Asbestos was a centerpiece of numerous American industries throughout much of the 20th century. Its popularity exposed countless workers and their loved ones to the dangerous material. The consequences of these decisions still reverberate today.
Who is most likely to have been exposed to asbestos through their work? And are any workers especially at risk right now? Here is an overview.
Past industry risks
Older Americans that were part of the workforce in the ‘80s and prior are much more likely to have been exposed to asbestos than current workers. The Agency for Toxic Substances and Disease Registry has a list of industries that were particularly dangerous. Exposure was possible for anyone that worked in:
- The manufacturing of products that contained asbestos, such as insulation or roofing
- Auto repair shops
- The mining industry
- Offshore rust removal
- Oil refineries
- Power plants
- The manufacturing of sand or abrasives
- Steel manufacturing
- Tile installation
Decades ago, workers in these industries may have been routinely exposed to asbestos. This sometimes carried over to loved ones. Asbestos fibers can catch on surfaces such as hair or clothing. When a worker went home, they may have been unknowingly exposing their partner, children or friends.
The use of asbestos in many industries was banned during the 1970s and 1980s. Today, exposure at work generally only happens during the repair, renovation, removal or maintenance of asbestos-containing items that were installed decades ago. Those in the construction or building maintenance industries are most likely to be affected.
There are some other situations to keep in mind. Emergency workers that respond to building disasters, such as fires or collapses, can also be exposed to high levels of asbestos for a short time.
Schools can also pose a risk, as many were built long ago, during a time when asbestos was widely used in items like tiles or plumbing. This means teachers, young students and other education professionals may be exposed.
The dangers of asbestos
The dangers of asbestos are now clear to us. The substance has been linked to serious, deadly health issues, such as lung cancer and mesothelioma. Signs of these ailments may not appear until decades after exposure, making treatment even more difficult.
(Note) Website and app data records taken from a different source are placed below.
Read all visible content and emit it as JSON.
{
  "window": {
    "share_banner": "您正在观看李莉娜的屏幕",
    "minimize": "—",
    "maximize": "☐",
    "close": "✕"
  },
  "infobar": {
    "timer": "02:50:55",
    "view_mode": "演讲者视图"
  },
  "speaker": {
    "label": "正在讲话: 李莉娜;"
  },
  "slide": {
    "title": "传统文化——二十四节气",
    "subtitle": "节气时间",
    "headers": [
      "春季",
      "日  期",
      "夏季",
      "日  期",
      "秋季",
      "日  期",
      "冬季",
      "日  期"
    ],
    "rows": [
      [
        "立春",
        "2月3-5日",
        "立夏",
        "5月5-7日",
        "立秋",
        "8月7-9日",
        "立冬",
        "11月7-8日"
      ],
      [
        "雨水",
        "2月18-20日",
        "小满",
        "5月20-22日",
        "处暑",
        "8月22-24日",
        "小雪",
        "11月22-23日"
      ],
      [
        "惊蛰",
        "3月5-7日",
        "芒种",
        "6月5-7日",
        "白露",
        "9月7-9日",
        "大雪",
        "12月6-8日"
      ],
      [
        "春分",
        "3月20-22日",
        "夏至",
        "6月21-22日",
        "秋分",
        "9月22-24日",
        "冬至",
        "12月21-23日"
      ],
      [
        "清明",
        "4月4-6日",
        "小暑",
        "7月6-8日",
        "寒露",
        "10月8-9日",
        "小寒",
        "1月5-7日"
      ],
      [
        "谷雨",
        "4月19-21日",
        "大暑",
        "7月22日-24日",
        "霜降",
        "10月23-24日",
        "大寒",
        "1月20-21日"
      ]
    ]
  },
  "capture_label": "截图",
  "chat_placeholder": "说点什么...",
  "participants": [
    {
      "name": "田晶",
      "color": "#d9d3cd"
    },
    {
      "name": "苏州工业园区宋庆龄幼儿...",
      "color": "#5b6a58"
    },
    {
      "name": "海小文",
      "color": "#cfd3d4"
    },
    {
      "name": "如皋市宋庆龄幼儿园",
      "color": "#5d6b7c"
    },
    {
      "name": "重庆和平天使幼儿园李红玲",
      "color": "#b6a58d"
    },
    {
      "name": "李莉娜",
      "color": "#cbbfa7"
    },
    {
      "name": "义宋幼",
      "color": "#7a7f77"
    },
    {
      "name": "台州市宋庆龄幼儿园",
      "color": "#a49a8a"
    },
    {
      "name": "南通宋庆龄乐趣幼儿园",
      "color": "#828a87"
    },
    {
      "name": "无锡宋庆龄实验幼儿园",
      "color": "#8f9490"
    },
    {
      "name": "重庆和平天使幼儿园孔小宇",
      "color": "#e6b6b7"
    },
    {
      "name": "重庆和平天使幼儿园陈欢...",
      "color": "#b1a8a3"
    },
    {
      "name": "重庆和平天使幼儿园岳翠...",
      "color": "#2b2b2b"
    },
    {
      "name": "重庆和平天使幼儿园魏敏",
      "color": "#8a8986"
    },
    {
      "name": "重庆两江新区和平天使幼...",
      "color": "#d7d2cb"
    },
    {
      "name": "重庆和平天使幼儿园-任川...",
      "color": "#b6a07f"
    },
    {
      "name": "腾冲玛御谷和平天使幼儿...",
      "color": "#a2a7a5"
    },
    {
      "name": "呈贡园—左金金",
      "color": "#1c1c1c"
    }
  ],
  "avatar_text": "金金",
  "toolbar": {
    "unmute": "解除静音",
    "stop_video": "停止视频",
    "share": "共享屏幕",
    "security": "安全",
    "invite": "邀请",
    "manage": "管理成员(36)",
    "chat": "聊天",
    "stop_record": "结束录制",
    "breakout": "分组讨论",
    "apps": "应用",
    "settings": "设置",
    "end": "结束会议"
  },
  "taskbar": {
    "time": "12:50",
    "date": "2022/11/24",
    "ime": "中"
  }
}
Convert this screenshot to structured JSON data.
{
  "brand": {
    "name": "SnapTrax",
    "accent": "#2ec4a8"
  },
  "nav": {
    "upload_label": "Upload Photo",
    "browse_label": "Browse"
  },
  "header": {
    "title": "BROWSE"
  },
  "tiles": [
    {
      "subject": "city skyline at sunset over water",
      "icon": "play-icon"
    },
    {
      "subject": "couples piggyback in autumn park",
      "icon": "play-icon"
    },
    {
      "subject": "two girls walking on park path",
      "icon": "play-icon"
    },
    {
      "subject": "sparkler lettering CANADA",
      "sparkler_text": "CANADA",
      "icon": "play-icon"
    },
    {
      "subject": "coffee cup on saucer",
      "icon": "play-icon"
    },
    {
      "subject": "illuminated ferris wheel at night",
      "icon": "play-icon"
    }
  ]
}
Tragically, this means many Americans, most of whom were just trying to earn a living, may pay the ultimate price.